■ Exercise requirements
What you return should be the lines of the data containing "screenshot", each in full.

:: Input ::

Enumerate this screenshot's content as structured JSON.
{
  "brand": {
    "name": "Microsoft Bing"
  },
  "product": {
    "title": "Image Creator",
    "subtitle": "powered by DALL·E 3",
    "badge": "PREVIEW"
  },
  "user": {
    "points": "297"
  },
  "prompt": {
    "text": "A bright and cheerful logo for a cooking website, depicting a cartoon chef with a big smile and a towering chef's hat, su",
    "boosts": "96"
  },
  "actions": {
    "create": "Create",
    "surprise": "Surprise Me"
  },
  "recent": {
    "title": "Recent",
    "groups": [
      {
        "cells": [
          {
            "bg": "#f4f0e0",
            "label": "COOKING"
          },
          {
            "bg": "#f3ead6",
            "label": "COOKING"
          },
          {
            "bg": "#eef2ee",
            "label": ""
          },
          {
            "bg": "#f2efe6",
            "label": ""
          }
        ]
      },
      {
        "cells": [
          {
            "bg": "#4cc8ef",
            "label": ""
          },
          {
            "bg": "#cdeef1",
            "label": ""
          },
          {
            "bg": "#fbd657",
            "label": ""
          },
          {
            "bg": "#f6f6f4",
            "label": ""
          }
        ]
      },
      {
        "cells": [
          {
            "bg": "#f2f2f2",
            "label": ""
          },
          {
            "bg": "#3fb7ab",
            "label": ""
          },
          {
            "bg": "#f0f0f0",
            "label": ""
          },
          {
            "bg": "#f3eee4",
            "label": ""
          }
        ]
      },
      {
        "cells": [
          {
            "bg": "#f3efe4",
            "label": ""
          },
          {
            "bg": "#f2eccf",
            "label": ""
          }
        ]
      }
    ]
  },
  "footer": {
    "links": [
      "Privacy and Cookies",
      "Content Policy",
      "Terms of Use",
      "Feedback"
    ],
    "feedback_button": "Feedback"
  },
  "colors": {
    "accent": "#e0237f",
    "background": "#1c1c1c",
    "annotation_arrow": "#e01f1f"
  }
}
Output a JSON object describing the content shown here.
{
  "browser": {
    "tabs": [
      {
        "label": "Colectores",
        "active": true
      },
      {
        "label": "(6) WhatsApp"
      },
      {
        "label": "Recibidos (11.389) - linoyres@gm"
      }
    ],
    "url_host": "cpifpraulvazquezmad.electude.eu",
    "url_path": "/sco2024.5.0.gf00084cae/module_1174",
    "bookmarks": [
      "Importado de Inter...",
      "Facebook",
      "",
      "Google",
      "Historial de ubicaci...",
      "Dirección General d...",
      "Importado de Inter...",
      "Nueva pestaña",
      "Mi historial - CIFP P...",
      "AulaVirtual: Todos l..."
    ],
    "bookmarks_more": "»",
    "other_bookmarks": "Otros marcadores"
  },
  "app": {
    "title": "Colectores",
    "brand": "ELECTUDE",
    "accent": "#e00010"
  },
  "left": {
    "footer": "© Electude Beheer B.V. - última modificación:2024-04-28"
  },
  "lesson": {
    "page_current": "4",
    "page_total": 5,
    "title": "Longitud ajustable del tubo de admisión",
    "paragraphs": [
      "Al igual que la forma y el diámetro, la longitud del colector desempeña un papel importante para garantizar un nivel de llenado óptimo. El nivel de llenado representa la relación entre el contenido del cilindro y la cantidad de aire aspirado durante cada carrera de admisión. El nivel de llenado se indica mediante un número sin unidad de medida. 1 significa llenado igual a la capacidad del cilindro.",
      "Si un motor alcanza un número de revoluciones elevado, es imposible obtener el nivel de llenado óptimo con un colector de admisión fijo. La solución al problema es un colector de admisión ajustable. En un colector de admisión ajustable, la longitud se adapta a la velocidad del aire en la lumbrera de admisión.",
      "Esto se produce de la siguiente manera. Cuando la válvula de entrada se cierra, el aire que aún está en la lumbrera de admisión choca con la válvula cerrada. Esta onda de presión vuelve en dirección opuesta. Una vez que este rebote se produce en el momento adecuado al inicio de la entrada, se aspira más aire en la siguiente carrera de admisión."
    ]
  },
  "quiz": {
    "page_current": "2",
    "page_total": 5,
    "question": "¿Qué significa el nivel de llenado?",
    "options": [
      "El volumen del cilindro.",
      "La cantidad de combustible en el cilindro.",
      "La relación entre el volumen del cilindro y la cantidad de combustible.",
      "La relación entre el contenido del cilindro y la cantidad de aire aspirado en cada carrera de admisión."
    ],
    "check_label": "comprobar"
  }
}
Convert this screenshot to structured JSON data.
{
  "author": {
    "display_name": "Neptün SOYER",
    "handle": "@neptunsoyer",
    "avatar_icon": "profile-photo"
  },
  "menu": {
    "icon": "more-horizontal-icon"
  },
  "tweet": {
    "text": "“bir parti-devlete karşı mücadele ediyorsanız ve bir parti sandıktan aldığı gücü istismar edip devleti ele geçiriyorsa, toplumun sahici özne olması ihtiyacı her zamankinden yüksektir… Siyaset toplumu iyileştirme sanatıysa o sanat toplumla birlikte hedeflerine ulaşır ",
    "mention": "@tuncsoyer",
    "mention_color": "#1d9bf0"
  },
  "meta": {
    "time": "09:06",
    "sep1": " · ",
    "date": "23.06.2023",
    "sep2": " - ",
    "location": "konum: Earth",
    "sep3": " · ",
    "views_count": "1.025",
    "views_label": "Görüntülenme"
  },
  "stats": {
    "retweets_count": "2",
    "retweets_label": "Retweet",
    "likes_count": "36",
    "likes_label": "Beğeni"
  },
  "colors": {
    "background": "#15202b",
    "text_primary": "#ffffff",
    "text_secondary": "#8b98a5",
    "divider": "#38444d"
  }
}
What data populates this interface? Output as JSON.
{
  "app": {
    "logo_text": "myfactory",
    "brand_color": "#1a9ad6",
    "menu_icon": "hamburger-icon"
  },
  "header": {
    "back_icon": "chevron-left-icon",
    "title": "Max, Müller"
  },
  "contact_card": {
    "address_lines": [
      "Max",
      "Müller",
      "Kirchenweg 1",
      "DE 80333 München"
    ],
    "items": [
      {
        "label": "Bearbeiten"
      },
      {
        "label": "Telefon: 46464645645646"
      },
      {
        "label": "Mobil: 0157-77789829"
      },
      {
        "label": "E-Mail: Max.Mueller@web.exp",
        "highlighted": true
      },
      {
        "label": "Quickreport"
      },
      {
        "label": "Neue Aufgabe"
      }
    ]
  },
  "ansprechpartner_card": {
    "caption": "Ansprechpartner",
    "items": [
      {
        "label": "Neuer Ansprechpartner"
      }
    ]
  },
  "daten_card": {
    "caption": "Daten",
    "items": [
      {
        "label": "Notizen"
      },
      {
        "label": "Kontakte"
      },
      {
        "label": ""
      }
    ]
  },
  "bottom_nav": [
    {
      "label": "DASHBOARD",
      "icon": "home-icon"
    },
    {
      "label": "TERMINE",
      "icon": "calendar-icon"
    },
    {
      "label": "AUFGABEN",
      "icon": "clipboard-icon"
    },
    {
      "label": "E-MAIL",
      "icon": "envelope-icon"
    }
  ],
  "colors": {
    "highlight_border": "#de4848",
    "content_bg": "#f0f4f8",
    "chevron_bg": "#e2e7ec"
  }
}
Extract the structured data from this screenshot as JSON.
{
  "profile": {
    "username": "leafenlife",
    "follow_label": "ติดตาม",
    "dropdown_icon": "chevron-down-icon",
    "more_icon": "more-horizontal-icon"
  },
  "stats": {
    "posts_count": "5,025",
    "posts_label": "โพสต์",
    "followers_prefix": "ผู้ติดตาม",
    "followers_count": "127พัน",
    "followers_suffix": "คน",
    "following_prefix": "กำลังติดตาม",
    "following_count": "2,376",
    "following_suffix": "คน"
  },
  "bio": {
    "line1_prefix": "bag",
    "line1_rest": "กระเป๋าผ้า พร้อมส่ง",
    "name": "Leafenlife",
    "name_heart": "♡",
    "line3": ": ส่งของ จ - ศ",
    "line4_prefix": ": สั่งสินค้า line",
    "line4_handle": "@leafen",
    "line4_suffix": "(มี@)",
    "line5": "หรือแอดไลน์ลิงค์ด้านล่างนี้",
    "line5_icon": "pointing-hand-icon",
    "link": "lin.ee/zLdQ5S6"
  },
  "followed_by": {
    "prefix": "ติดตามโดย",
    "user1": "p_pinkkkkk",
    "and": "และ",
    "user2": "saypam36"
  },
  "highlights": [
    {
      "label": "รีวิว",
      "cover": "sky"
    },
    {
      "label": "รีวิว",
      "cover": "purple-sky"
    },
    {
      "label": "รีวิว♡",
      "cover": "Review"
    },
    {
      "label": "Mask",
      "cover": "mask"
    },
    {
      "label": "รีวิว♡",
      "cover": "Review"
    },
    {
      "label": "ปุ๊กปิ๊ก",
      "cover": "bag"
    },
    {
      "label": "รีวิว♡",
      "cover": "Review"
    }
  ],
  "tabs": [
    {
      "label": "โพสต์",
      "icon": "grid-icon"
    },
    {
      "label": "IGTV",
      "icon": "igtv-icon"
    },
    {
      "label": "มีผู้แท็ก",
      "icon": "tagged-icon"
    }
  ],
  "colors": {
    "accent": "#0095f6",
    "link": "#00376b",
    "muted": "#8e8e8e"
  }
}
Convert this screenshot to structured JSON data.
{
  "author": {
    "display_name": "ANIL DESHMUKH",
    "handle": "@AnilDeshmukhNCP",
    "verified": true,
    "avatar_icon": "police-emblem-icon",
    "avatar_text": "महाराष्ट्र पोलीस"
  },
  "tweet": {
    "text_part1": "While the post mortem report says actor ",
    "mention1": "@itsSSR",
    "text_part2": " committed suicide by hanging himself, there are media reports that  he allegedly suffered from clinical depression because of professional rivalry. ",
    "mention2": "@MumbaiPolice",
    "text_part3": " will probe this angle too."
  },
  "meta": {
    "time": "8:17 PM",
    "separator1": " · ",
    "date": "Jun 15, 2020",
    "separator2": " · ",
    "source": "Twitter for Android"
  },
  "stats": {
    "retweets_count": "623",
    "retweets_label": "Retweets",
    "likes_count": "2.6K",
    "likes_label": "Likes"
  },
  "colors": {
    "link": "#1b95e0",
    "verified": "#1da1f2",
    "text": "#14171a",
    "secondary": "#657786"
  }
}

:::

■ Output for this task
Enumerate this screenshot's content as structured JSON.
Convert this screenshot to structured JSON data.
Extract the structured data from this screenshot as JSON.
Convert this screenshot to structured JSON data.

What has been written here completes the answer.